Thomas Beddoes

On this date in 1760, physician and scientific writer Thomas Beddoes was born in Shifnal, England. He attended Bridgnorth Grammar School for his secondary education before moving to Oxford, where he attended Pembroke College, a constituent of the University of Oxford.

Upon completing his undergraduate studies, Beddoes enrolled in the University of Edinburgh Medical School, where he was taught chemistry and medicine. He met his wife Anna while working at the Bristol Pneumatic Institution, a medical research facility searching for a cure to tuberculosis. They had one son, Thomas Lovell Beddoes, who became a well-known British poet and playwright.

In 1788, the University of Oxford appointed Beddoes professor of chemistry. He taught at the school for six years during the French Revolution before resigning. During this time, his lectures made radical medical claims that drew attention from large audiences. Beddos hoped to extend Joseph Priestley‘s ideas on treating disease by the therapeutic inhalation of different gases and vapors. He contributed significantly to the British Enlightenment, but left Oxford after recognizing that his ideas were not welcomed by all.

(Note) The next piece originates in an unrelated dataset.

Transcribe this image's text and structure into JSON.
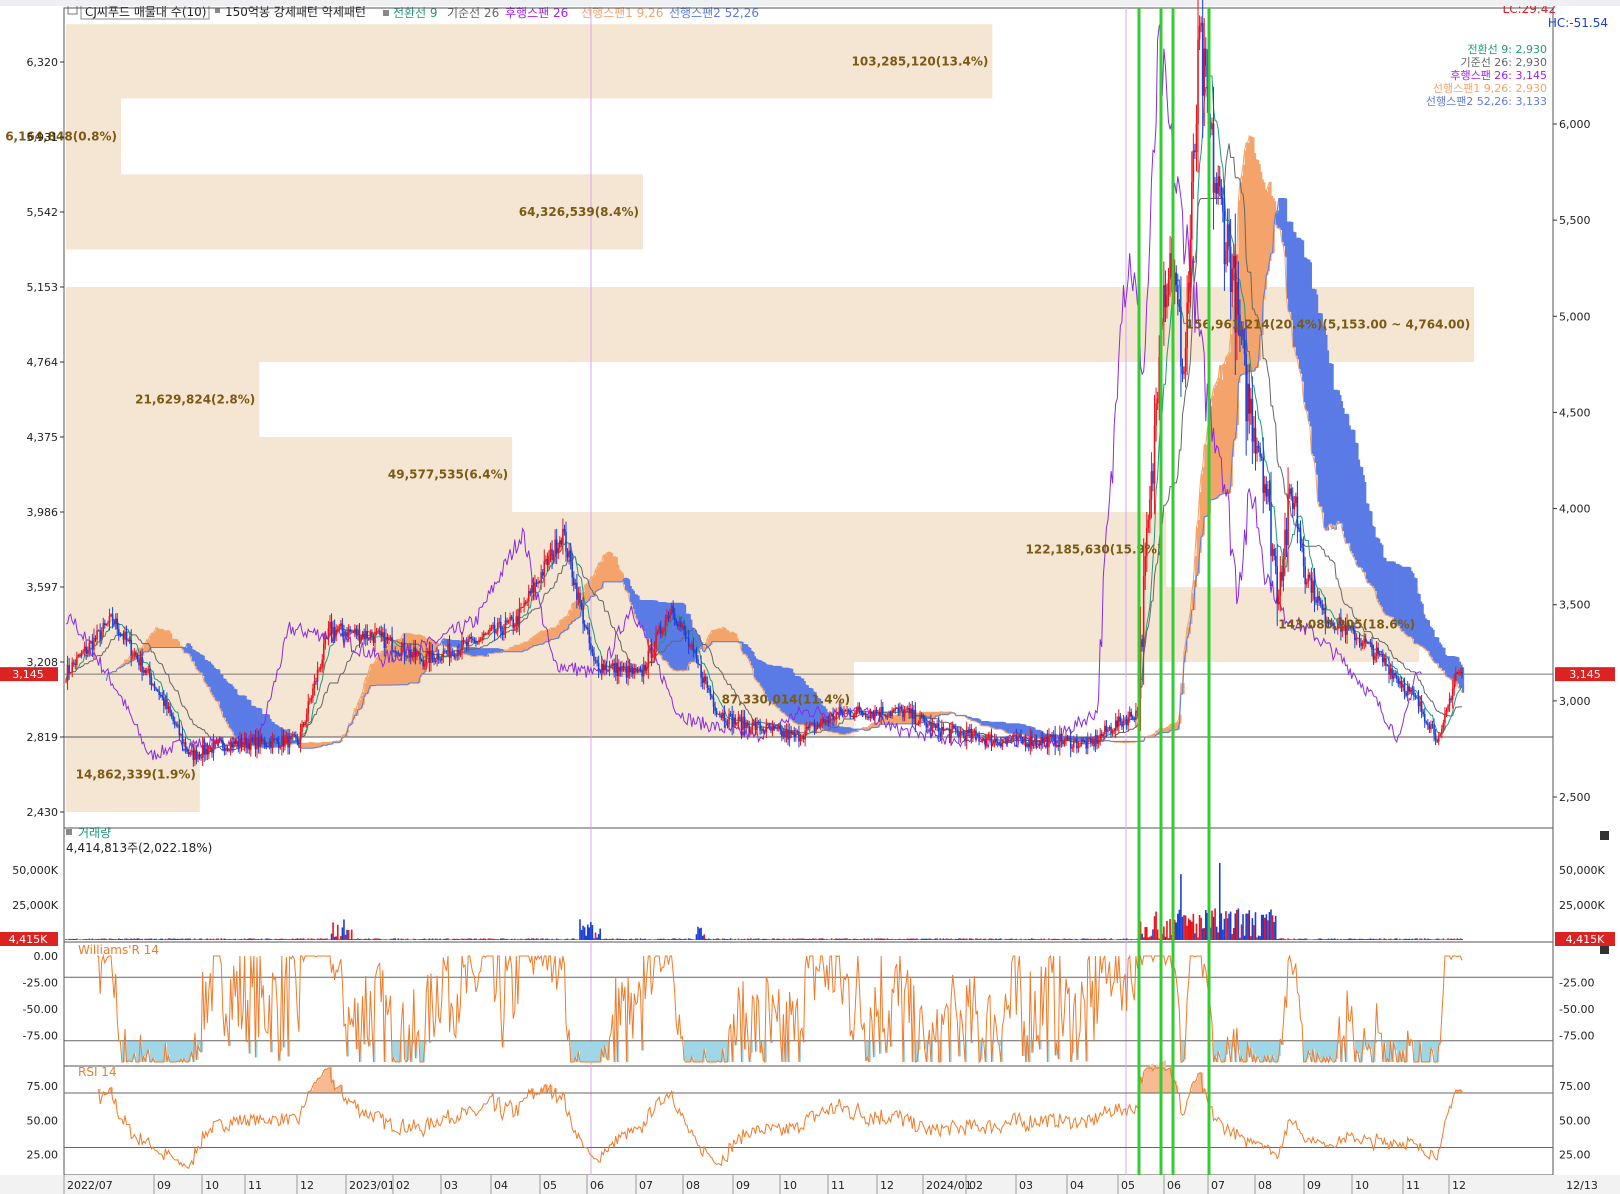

Beddoes stressed the importance of imagination as it arises from one’s senses and criticized the use of religious maxims as teaching material. He believed that the source of children’s knowledge should come from learning natural history and studying natural objects themselves. He also speculated that our religious beliefs are a product of our environment and governance. D. 1808.

Freedom From Religion Foundation